H.M.S. Pinafore was Gilbert and Sullivan's fourth opera, and their first great success. It opened on May 25, 1878, and ran for a total of 571 performances. Early on in its run , it seemed that Pinafore might be a flop. But Sullivan conducted some of the music at the summer promenade concerts at the Royal Opera House, whereupon the public took to Pinafore's tuneful melodies and immediately started coming to hear it at the Opera Comique.

The character of Sir Joseph Porter was drawn from W.H. Smith, First Lord of the Admiralty in Disraeli's government. Smith had been appointed to his Admiralty post with no previous naval experience whatsoever. Ever thereafter he was, to his great discomfiture, universally known as "Pinafore Smith." "When I was a lad" was even played by a Royal Marine band when Smith went down to launch a ship at Devonport, even though the Port Admiral had given strict orders that no music from Pinafore was to be performed.

Much of the material given here is paraphrased from The Complete Annotated Gilbert and Sullivan, Ian Bradley, ed. (Oxford Univ. Press, 1996)

Paul Zweifel

The Cast: (P)=Patience; (HMS)=H.M.S. Pinafore

Nancy McDuffie. Patience and Lady Ella (P); Josephine (HMS).

Clarity James: Lady Jane (P); Little Buttercup (HMS).

Scott Williamson. Archibald Grosvenor and the Duke of

Dunstable (P); Ralph Rackstraw (HMS).

Allen Huzsti. Col. Calverly (P). Capt. Corcoran and the

Bosun's Mate (HMS).

Paul Zweifel. Reginald Bunthorne (P).Sir Joseph Porter (HMS).

Clare Fischer-Davies. Lady Saphir (P); Cousin Hebe (HMS).

Chorus.

Bud Brown. Major Murgatroyd (P); Dick Deadeye (HMS). Chorus

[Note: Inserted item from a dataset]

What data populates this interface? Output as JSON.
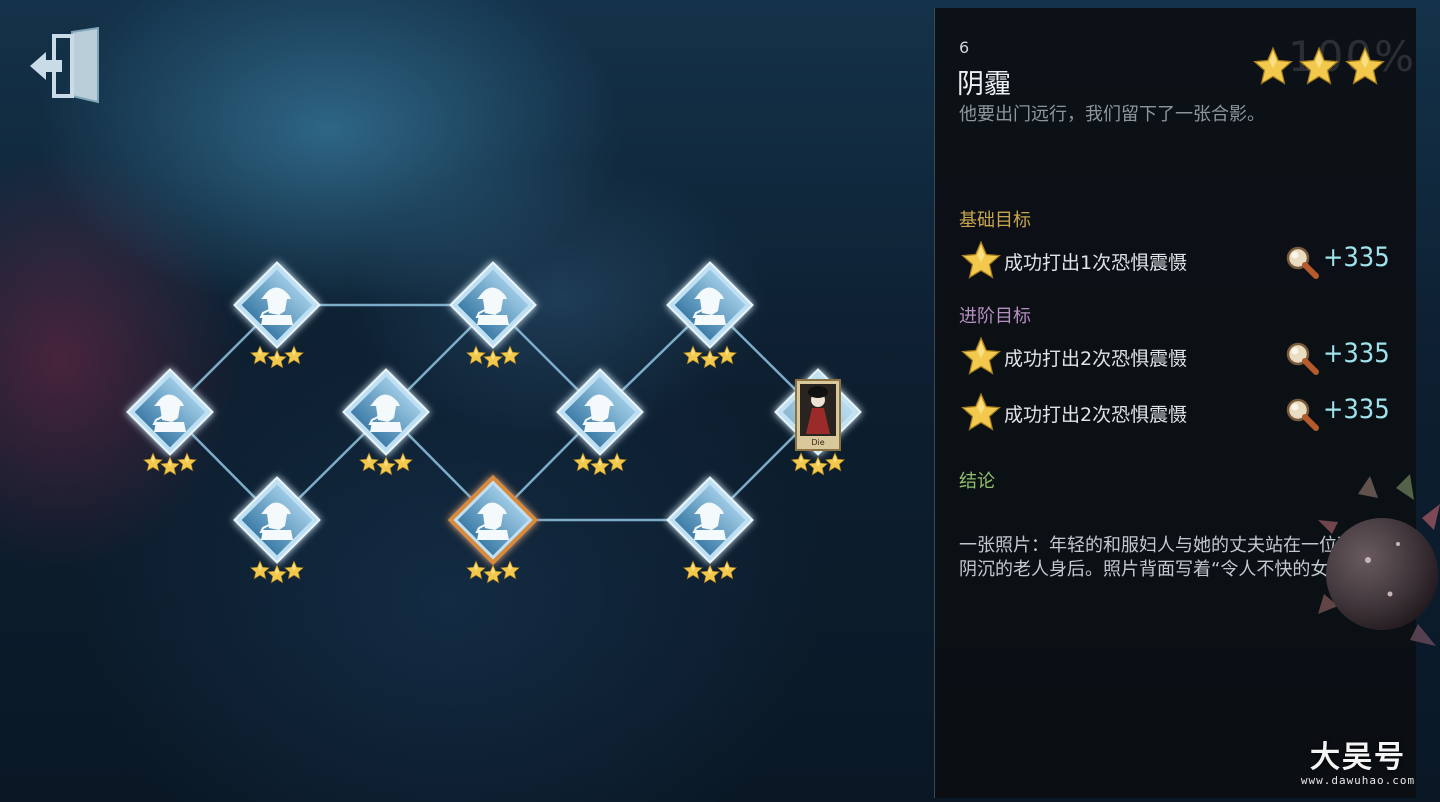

Megan Weinstein. Lady Angela (P). Chorus.

Amelia Ball. Chorus.

Joe Ball. Chorus.

Wade Fortin. Chorus.

Dan Foster. Chorus.

Colleen Hawkins. Chorus.

Sarah Piper. Chorus

Narrator: Craig Fields

Instrumentalists:

James Bryant. Piano.

Bud Brown. Percussion.

Michelene Morin. Cello

Jason Price. Trumpet.

Costumes and props: Marylou; Judy Crowgy

Musical Direction: James Bryant.

Produced by Paul Zweifel